-------- RECORDS FOR THE EXERCISE

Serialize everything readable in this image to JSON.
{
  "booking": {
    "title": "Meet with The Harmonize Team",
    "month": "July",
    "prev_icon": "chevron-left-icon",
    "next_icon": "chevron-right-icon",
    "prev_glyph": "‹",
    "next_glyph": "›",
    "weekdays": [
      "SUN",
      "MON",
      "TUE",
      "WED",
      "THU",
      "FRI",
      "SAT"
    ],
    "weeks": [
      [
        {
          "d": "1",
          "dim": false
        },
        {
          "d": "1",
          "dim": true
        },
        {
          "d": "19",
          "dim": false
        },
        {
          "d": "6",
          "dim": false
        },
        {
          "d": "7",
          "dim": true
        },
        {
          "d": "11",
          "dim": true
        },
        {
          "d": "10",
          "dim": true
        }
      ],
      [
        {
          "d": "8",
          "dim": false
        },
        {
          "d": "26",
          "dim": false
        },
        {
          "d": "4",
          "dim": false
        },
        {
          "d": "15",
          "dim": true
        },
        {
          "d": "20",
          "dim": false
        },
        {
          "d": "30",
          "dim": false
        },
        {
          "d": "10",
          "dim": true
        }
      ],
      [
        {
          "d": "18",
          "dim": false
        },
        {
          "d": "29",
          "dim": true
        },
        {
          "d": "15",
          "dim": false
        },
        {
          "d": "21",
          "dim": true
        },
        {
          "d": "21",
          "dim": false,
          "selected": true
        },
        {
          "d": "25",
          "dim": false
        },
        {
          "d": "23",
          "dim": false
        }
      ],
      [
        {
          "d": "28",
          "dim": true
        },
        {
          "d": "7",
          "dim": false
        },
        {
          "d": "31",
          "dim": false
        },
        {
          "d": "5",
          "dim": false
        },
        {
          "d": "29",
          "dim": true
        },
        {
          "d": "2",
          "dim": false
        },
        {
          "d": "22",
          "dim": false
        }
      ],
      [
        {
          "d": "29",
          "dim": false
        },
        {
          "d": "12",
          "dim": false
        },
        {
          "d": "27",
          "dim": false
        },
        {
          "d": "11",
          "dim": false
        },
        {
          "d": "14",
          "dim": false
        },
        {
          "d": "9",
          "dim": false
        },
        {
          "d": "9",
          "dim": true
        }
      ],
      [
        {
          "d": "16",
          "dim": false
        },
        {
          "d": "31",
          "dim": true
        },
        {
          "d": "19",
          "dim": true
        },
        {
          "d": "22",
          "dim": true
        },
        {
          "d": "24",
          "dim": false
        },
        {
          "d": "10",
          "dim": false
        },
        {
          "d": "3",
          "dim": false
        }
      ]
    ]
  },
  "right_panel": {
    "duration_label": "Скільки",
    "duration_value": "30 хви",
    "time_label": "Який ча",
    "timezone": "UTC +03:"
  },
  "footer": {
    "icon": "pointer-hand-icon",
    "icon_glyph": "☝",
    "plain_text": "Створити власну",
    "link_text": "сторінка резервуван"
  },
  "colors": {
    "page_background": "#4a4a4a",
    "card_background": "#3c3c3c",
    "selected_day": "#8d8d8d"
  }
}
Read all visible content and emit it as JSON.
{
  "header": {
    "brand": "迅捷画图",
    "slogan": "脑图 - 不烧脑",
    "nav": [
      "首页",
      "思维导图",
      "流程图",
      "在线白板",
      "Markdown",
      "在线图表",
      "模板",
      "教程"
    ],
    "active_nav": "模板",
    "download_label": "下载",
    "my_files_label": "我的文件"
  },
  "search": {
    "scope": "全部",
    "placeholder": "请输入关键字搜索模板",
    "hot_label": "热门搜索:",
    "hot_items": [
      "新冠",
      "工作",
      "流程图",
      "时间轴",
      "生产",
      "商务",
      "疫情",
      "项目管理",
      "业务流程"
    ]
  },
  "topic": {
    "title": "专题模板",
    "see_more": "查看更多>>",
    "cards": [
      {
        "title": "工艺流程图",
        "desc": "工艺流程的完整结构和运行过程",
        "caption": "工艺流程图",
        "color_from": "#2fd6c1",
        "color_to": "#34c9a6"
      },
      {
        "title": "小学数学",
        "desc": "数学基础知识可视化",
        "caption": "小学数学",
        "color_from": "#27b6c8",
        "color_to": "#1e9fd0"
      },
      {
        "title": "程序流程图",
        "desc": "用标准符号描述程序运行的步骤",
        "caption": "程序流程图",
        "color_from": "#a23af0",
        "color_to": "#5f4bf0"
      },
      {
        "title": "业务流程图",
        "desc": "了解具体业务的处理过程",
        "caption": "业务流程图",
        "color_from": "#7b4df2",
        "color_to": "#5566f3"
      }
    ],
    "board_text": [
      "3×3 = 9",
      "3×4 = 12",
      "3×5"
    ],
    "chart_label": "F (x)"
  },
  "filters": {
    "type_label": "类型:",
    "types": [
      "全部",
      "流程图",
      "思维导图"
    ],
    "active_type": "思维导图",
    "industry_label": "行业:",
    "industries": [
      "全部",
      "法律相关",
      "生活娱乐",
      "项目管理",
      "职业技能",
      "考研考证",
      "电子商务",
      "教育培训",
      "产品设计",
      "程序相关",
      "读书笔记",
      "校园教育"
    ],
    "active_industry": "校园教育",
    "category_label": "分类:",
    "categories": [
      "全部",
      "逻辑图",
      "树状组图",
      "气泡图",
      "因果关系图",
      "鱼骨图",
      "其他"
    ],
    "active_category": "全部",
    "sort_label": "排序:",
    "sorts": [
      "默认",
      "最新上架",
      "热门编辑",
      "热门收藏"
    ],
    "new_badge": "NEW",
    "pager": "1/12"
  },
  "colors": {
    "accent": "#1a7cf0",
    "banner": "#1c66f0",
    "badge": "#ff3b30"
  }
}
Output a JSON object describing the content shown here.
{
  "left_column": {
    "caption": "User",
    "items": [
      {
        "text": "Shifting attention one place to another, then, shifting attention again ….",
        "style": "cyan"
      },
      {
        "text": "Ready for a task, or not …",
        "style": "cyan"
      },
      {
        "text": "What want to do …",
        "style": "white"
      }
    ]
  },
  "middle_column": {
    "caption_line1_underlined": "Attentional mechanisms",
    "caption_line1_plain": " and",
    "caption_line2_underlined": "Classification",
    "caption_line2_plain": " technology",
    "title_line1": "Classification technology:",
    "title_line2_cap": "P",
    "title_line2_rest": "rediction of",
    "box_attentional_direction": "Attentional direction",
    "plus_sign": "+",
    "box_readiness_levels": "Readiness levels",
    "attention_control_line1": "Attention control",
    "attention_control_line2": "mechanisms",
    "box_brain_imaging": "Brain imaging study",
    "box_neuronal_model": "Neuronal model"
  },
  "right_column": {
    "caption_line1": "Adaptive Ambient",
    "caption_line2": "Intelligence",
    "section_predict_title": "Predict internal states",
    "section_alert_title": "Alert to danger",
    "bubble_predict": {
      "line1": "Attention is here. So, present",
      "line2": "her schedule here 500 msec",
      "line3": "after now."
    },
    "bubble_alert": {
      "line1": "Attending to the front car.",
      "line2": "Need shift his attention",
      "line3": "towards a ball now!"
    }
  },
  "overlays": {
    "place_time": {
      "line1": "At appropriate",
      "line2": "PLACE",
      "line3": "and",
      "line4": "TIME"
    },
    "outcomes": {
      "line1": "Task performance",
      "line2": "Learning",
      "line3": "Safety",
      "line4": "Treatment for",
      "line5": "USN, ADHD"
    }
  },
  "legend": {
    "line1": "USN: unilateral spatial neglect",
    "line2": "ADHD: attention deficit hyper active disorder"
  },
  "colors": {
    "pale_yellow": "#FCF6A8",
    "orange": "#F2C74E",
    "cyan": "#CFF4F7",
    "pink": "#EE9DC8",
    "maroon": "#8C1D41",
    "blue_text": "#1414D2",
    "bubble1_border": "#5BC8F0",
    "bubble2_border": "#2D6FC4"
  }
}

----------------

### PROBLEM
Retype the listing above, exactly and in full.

### RESULT OF THIS TASK
Serialize everything readable in this image to JSON.
{
  "booking": {
    "title": "Meet with The Harmonize Team",
    "month": "July",
    "prev_icon": "chevron-left-icon",
    "next_icon": "chevron-right-icon",
    "prev_glyph": "‹",
    "next_glyph": "›",
    "weekdays": [
      "SUN",
      "MON",
      "TUE",
      "WED",
      "THU",
      "FRI",
      "SAT"
    ],
    "weeks": [
      [
        {
          "d": "1",
          "dim": false
        },
        {
          "d": "1",
          "dim": true
        },
        {
          "d": "19",
          "dim": false
        },
        {
          "d": "6",
          "dim": false
        },
        {
          "d": "7",
          "dim": true
        },
        {
          "d": "11",
          "dim": true
        },
        {
          "d": "10",
          "dim": true
        }
      ],
      [
        {
          "d": "8",
          "dim": false
        },
        {
          "d": "26",
          "dim": false
        },
        {
          "d": "4",
          "dim": false
        },
        {
          "d": "15",
          "dim": true
        },
        {
          "d": "20",
          "dim": false
        },
        {
          "d": "30",
          "dim": false
        },
        {
          "d": "10",
          "dim": true
        }
      ],
      [
        {
          "d": "18",
          "dim": false
        },
        {
          "d": "29",
          "dim": true
        },
        {
          "d": "15",
          "dim": false
        },
        {
          "d": "21",
          "dim": true
        },
        {
          "d": "21",
          "dim": false,
          "selected": true
        },
        {
          "d": "25",
          "dim": false
        },
        {
          "d": "23",
          "dim": false
        }
      ],
      [
        {
          "d": "28",
          "dim": true
        },
        {
          "d": "7",
          "dim": false
        },
        {
          "d": "31",
          "dim": false
        },
        {
          "d": "5",
          "dim": false
        },
        {
          "d": "29",
          "dim": true
        },
        {
          "d": "2",
          "dim": false
        },
        {
          "d": "22",
          "dim": false
        }
      ],
      [
        {
          "d": "29",
          "dim": false
        },
        {
          "d": "12",
          "dim": false
        },
        {
          "d": "27",
          "dim": false
        },
        {
          "d": "11",
          "dim": false
        },
        {
          "d": "14",
          "dim": false
        },
        {
          "d": "9",
          "dim": false
        },
        {
          "d": "9",
          "dim": true
        }
      ],
      [
        {
          "d": "16",
          "dim": false
        },
        {
          "d": "31",
          "dim": true
        },
        {
          "d": "19",
          "dim": true
        },
        {
          "d": "22",
          "dim": true
        },
        {
          "d": "24",
          "dim": false
        },
        {
          "d": "10",
          "dim": false
        },
        {
          "d": "3",
          "dim": false
        }
      ]
    ]
  },
  "right_panel": {
    "duration_label": "Скільки",
    "duration_value": "30 хви",
    "time_label": "Який ча",
    "timezone": "UTC +03:"
  },
  "footer": {
    "icon": "pointer-hand-icon",
    "icon_glyph": "☝",
    "plain_text": "Створити власну",
    "link_text": "сторінка резервуван"
  },
  "colors": {
    "page_background": "#4a4a4a",
    "card_background": "#3c3c3c",
    "selected_day": "#8d8d8d"
  }
}
Read all visible content and emit it as JSON.
{
  "header": {
    "brand": "迅捷画图",
    "slogan": "脑图 - 不烧脑",
    "nav": [
      "首页",
      "思维导图",
      "流程图",
      "在线白板",
      "Markdown",
      "在线图表",
      "模板",
      "教程"
    ],
    "active_nav": "模板",
    "download_label": "下载",
    "my_files_label": "我的文件"
  },
  "search": {
    "scope": "全部",
    "placeholder": "请输入关键字搜索模板",
    "hot_label": "热门搜索:",
    "hot_items": [
      "新冠",
      "工作",
      "流程图",
      "时间轴",
      "生产",
      "商务",
      "疫情",
      "项目管理",
      "业务流程"
    ]
  },
  "topic": {
    "title": "专题模板",
    "see_more": "查看更多>>",
    "cards": [
      {
        "title": "工艺流程图",
        "desc": "工艺流程的完整结构和运行过程",
        "caption": "工艺流程图",
        "color_from": "#2fd6c1",
        "color_to": "#34c9a6"
      },
      {
        "title": "小学数学",
        "desc": "数学基础知识可视化",
        "caption": "小学数学",
        "color_from": "#27b6c8",
        "color_to": "#1e9fd0"
      },
      {
        "title": "程序流程图",
        "desc": "用标准符号描述程序运行的步骤",
        "caption": "程序流程图",
        "color_from": "#a23af0",
        "color_to": "#5f4bf0"
      },
      {
        "title": "业务流程图",
        "desc": "了解具体业务的处理过程",
        "caption": "业务流程图",
        "color_from": "#7b4df2",
        "color_to": "#5566f3"
      }
    ],
    "board_text": [
      "3×3 = 9",
      "3×4 = 12",
      "3×5"
    ],
    "chart_label": "F (x)"
  },
  "filters": {
    "type_label": "类型:",
    "types": [
      "全部",
      "流程图",
      "思维导图"
    ],
    "active_type": "思维导图",
    "industry_label": "行业:",
    "industries": [
      "全部",
      "法律相关",
      "生活娱乐",
      "项目管理",
      "职业技能",
      "考研考证",
      "电子商务",
      "教育培训",
      "产品设计",
      "程序相关",
      "读书笔记",
      "校园教育"
    ],
    "active_industry": "校园教育",
    "category_label": "分类:",
    "categories": [
      "全部",
      "逻辑图",
      "树状组图",
      "气泡图",
      "因果关系图",
      "鱼骨图",
      "其他"
    ],
    "active_category": "全部",
    "sort_label": "排序:",
    "sorts": [
      "默认",
      "最新上架",
      "热门编辑",
      "热门收藏"
    ],
    "new_badge": "NEW",
    "pager": "1/12"
  },
  "colors": {
    "accent": "#1a7cf0",
    "banner": "#1c66f0",
    "badge": "#ff3b30"
  }
}
Output a JSON object describing the content shown here.
{
  "left_column": {
    "caption": "User",
    "items": [
      {
        "text": "Shifting attention one place to another, then, shifting attention again ….",
        "style": "cyan"
      },
      {
        "text": "Ready for a task, or not …",
        "style": "cyan"
      },
      {
        "text": "What want to do …",
        "style": "white"
      }
    ]
  },
  "middle_column": {
    "caption_line1_underlined": "Attentional mechanisms",
    "caption_line1_plain": " and",
    "caption_line2_underlined": "Classification",
    "caption_line2_plain": " technology",
    "title_line1": "Classification technology:",
    "title_line2_cap": "P",
    "title_line2_rest": "rediction of",
    "box_attentional_direction": "Attentional direction",
    "plus_sign": "+",
    "box_readiness_levels": "Readiness levels",
    "attention_control_line1": "Attention control",
    "attention_control_line2": "mechanisms",
    "box_brain_imaging": "Brain imaging study",
    "box_neuronal_model": "Neuronal model"
  },
  "right_column": {
    "caption_line1": "Adaptive Ambient",
    "caption_line2": "Intelligence",
    "section_predict_title": "Predict internal states",
    "section_alert_title": "Alert to danger",
    "bubble_predict": {
      "line1": "Attention is here. So, present",
      "line2": "her schedule here 500 msec",
      "line3": "after now."
    },
    "bubble_alert": {
      "line1": "Attending to the front car.",
      "line2": "Need shift his attention",
      "line3": "towards a ball now!"
    }
  },
  "overlays": {
    "place_time": {
      "line1": "At appropriate",
      "line2": "PLACE",
      "line3": "and",
      "line4": "TIME"
    },
    "outcomes": {
      "line1": "Task performance",
      "line2": "Learning",
      "line3": "Safety",
      "line4": "Treatment for",
      "line5": "USN, ADHD"
    }
  },
  "legend": {
    "line1": "USN: unilateral spatial neglect",
    "line2": "ADHD: attention deficit hyper active disorder"
  },
  "colors": {
    "pale_yellow": "#FCF6A8",
    "orange": "#F2C74E",
    "cyan": "#CFF4F7",
    "pink": "#EE9DC8",
    "maroon": "#8C1D41",
    "blue_text": "#1414D2",
    "bubble1_border": "#5BC8F0",
    "bubble2_border": "#2D6FC4"
  }
}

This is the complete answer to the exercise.